Fourteen years of long-term care
As of last week I have lived here 14 years. When I tell people that, they usually ask, “Are you leaving soon?” My answer is I will probably live here for the rest of my life. The second question is, “Do you like it there?” I say the nursing home is the best place for me to live right now. I explain that I came here because of economic and security issues and that those have not changed. I guess that means that I cannot say I love it here. But I do know that there are many long-term care facilities that would be a lot worse.
Many things have happened to me here, some of which I did not expect. With state vocational rehabilitation’s assistance I was able to get adapted computer equipment so that I could work. Afterwards, they approached the facility’s administrator regarding a job for me that resulted in me working here part time for four years. By using the Internet I have become more technologically informed.
Living here has allowed me to meet hundreds of people. If I had had them sign my room’s walls, which I considered, I am sure that every wall would be covered and probably most of the ceiling.
I have learned to keep myself busy by using the computer, rolling around the facility to see what is going on, or going on outings. Here I am forced to deal with people whether I want to or not. I cannot get away from them for very long.

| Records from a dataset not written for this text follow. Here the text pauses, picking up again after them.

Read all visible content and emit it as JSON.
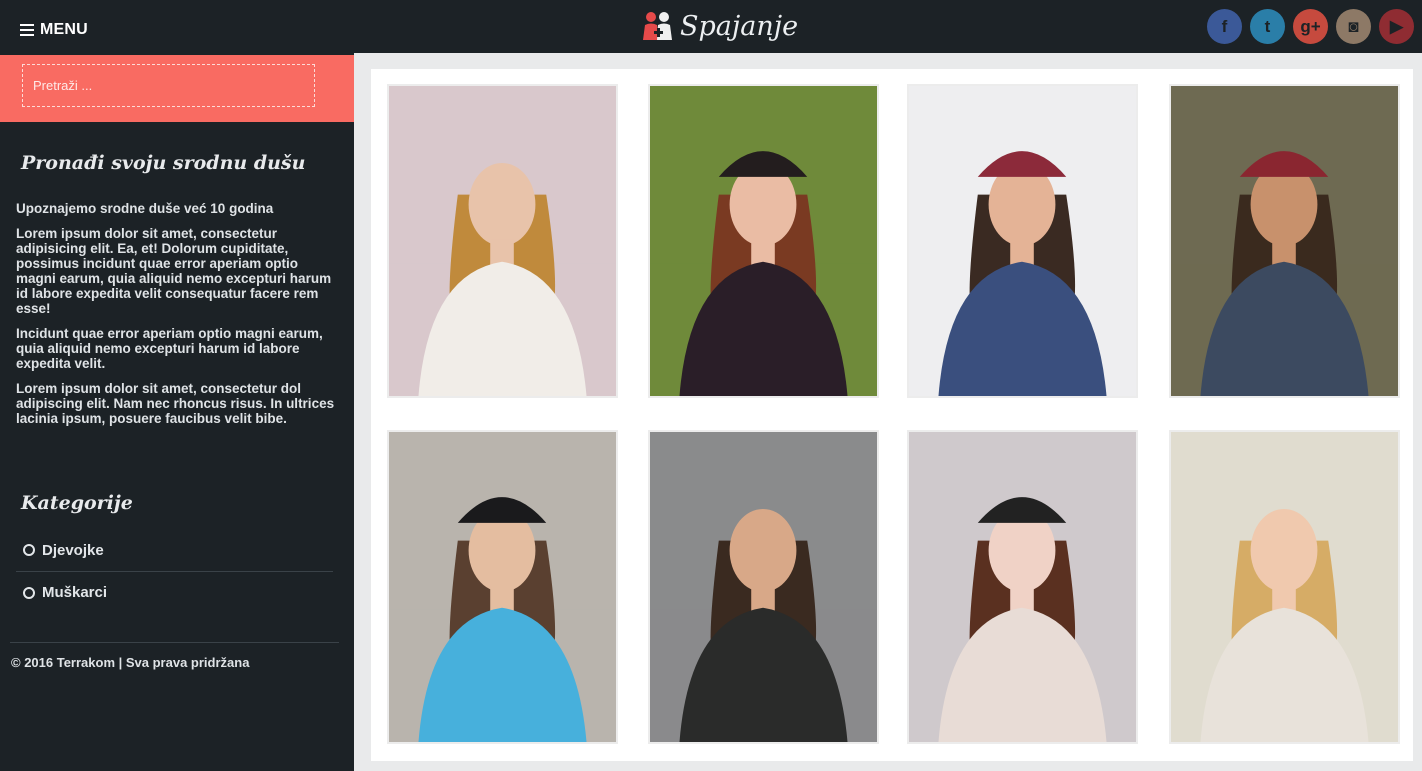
{
  "header": {
    "menu_label": "MENU",
    "logo_text": "Spajanje",
    "social": [
      {
        "name": "facebook",
        "glyph": "f",
        "color": "#3b5998"
      },
      {
        "name": "twitter",
        "glyph": "t",
        "color": "#2a7ea8"
      },
      {
        "name": "google-plus",
        "glyph": "g+",
        "color": "#c64a3e"
      },
      {
        "name": "instagram",
        "glyph": "◙",
        "color": "#8d7966"
      },
      {
        "name": "youtube",
        "glyph": "▶",
        "color": "#8f2c32"
      }
    ]
  },
  "sidebar": {
    "search_placeholder": "Pretraži ...",
    "find_heading": "Pronađi svoju srodnu dušu",
    "intro": "Upoznajemo srodne duše već 10 godina",
    "para1": "Lorem ipsum dolor sit amet, consectetur adipisicing elit. Ea, et! Dolorum cupiditate, possimus incidunt quae error aperiam optio magni earum, quia aliquid nemo excepturi harum id labore expedita velit consequatur facere rem esse!",
    "para2": "Incidunt quae error aperiam optio magni earum, quia aliquid nemo excepturi harum id labore expedita velit.",
    "para3": "Lorem ipsum dolor sit amet, consectetur dol adipiscing elit. Nam nec rhoncus risus. In ultrices lacinia ipsum, posuere faucibus velit bibe.",
    "categories_heading": "Kategorije",
    "categories": [
      "Djevojke",
      "Muškarci"
    ],
    "copyright": "© 2016 Terrakom | Sva prava pridržana"
  },
  "gallery": {
    "photos": [
      {
        "name": "photo-woman-laptop",
        "bg": "#d9c8cc",
        "skin": "#e8c3aa",
        "hair": "#c08a3c",
        "shirt": "#f1ede8",
        "hat": ""
      },
      {
        "name": "photo-woman-hat",
        "bg": "#6f8a3a",
        "skin": "#eabca4",
        "hair": "#7a3a22",
        "shirt": "#2a1e28",
        "hat": "#231d1e"
      },
      {
        "name": "photo-man-beanie",
        "bg": "#eeeef0",
        "skin": "#e4b396",
        "hair": "#3a2a22",
        "shirt": "#3a4f7e",
        "hat": "#8c2a3a"
      },
      {
        "name": "photo-man-guitar",
        "bg": "#6e6a52",
        "skin": "#c8916c",
        "hair": "#3a2a1e",
        "shirt": "#3c4a60",
        "hat": "#8a2630"
      },
      {
        "name": "photo-man-blue-shirt",
        "bg": "#b9b4ad",
        "skin": "#e4bda0",
        "hair": "#5a4030",
        "shirt": "#47b0dc",
        "hat": "#1a1a1c"
      },
      {
        "name": "photo-man-suit",
        "bg": "#8a8b8c",
        "skin": "#d8a888",
        "hair": "#3a2a20",
        "shirt": "#2a2b2a",
        "hat": ""
      },
      {
        "name": "photo-woman-headphones",
        "bg": "#cfc9cc",
        "skin": "#f0d2c6",
        "hair": "#5a3020",
        "shirt": "#e8dcd6",
        "hat": "#222222"
      },
      {
        "name": "photo-woman-smile",
        "bg": "#e0dccf",
        "skin": "#f0c9ae",
        "hair": "#d6ac66",
        "shirt": "#e8e2da",
        "hat": ""
      }
    ]
  }
}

I have learned to deal with the facility’s bureaucracy. In the beginning I took a mini manager’s comment of, “I don’t know,” or “I was not here,” as the brick wall I had to hit. But now I keep asking the question until I get an answer. I also know that being assertive enables me to get better care.

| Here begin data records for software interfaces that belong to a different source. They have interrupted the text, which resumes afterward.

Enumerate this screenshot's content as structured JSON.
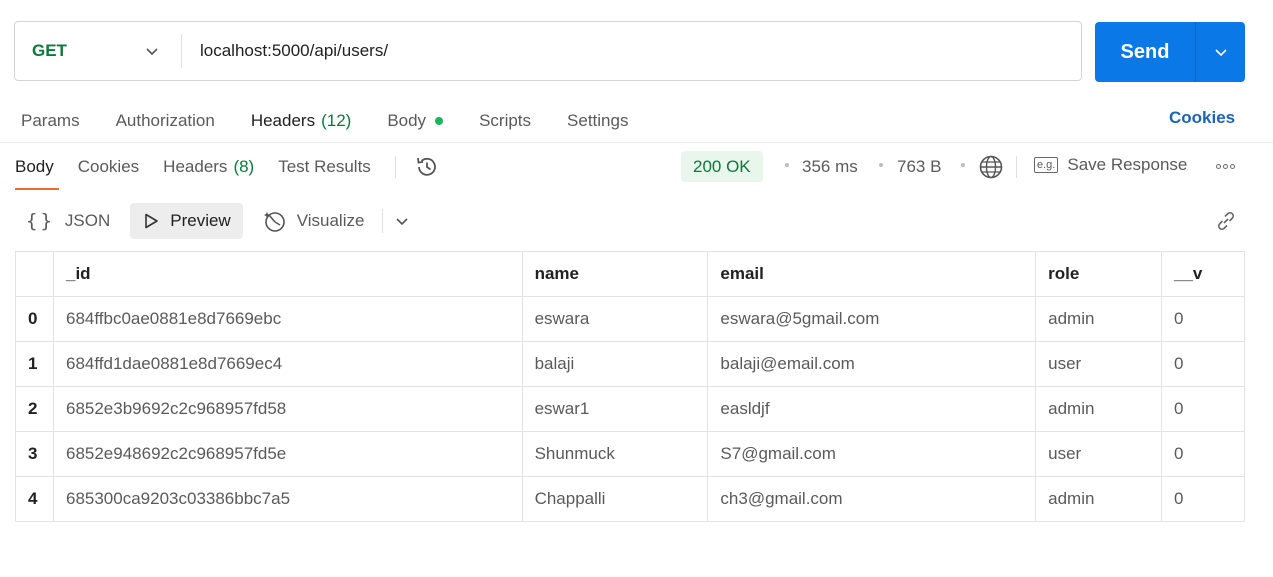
{
  "request": {
    "method": "GET",
    "url": "localhost:5000/api/users/",
    "send_label": "Send"
  },
  "request_tabs": [
    {
      "label": "Params"
    },
    {
      "label": "Authorization"
    },
    {
      "label": "Headers",
      "count": "(12)"
    },
    {
      "label": "Body"
    },
    {
      "label": "Scripts"
    },
    {
      "label": "Settings"
    }
  ],
  "cookies_link": "Cookies",
  "response_tabs": [
    {
      "label": "Body"
    },
    {
      "label": "Cookies"
    },
    {
      "label": "Headers",
      "count": "(8)"
    },
    {
      "label": "Test Results"
    }
  ],
  "response_meta": {
    "status": "200 OK",
    "time": "356 ms",
    "size": "763 B",
    "save_response": "Save Response",
    "save_icon_text": "e.g."
  },
  "view_modes": {
    "json": "JSON",
    "preview": "Preview",
    "visualize": "Visualize"
  },
  "table": {
    "columns": [
      "",
      "_id",
      "name",
      "email",
      "role",
      "__v"
    ],
    "rows": [
      [
        "0",
        "684ffbc0ae0881e8d7669ebc",
        "eswara",
        "eswara@5gmail.com",
        "admin",
        "0"
      ],
      [
        "1",
        "684ffd1dae0881e8d7669ec4",
        "balaji",
        "balaji@email.com",
        "user",
        "0"
      ],
      [
        "2",
        "6852e3b9692c2c968957fd58",
        "eswar1",
        "easldjf",
        "admin",
        "0"
      ],
      [
        "3",
        "6852e948692c2c968957fd5e",
        "Shunmuck",
        "S7@gmail.com",
        "user",
        "0"
      ],
      [
        "4",
        "685300ca9203c03386bbc7a5",
        "Chappalli",
        "ch3@gmail.com",
        "admin",
        "0"
      ]
    ]
  },
  "colors": {
    "send_button": "#0a78e6",
    "method_get": "#0b7a3b",
    "status_ok_bg": "#e8f6ec",
    "active_tab_underline": "#ef6c2c",
    "cookies_link": "#1d63b8"
  }
}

I have learned not to get too excited by the changes made here, because many times after a few months they change back to the old way.
Life here is still teaching me to discover the good things in people. Sometimes I overlook people’s talents because as a perfectionist I expect a great deal from myself and others. I have learned another person’s best may be different from mine, but their best is no less valuable.
Even the negative experiences of resident behaviors and constant wanderers have taught me that they need to keep moving. Even though we may not understand why, somewhere in their brain, moving must help them to survive and to pass their day.
I do hope that in the future nursing home owners and managers will take advantage of the experience and vision that some residents have and consider them to be useful in their planning.
I can still wish I lived in my home with familiar things. I can still wonder what kind of dog I would have, how long I would lie sunning myself on the chaise lounge, and how many mental trips I could plan.
But if I ever left here, I would take along the mental images of those I have met. How I wish I were an artist and could draw their faces on my wall. Then I could show them and tell each story.